There is fundamental economic moral issue at stake: A minimum wage for wait-staff jobs is not only the just thing to do to help narrow, however slightly, the growing disparity of wealth in this country.
In the last two decades, management and corporations have done better and workers have done worse. By way of the jar, bosses have found a way to keep their prices low, their profits high and pass part of their staffing costs onto consumers.
Although the federal minimum wage for tipped positions is at just $2.13 per hour as of 2012, and there are many low-traffic bars where the addition of tips just barely brings a employees above minimum wage, there are also places where a bartender can make a decent living with good benefits.

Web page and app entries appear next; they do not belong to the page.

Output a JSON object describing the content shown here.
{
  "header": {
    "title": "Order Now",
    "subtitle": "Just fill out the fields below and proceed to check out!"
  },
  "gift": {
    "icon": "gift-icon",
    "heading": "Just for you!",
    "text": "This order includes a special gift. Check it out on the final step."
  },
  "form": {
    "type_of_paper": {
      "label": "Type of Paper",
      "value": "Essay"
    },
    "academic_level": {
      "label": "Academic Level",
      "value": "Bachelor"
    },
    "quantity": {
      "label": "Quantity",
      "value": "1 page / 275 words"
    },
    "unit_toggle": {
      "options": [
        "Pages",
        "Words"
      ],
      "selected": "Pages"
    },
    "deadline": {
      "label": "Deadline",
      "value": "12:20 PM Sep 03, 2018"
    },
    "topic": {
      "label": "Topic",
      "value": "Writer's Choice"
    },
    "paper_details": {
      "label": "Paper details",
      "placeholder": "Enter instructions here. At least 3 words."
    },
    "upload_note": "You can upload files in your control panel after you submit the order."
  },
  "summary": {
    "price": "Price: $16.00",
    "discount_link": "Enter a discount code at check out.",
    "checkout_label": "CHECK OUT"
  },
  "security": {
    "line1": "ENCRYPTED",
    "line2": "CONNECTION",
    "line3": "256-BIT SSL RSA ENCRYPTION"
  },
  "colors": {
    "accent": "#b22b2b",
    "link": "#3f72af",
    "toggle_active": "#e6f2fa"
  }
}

Those who get tips as a normal part of their jobs often have the ability to write their own raise. It is one of the advantages to what are often seen as low-paid service jobs. Here are some of the ways that tipped employees boost their income.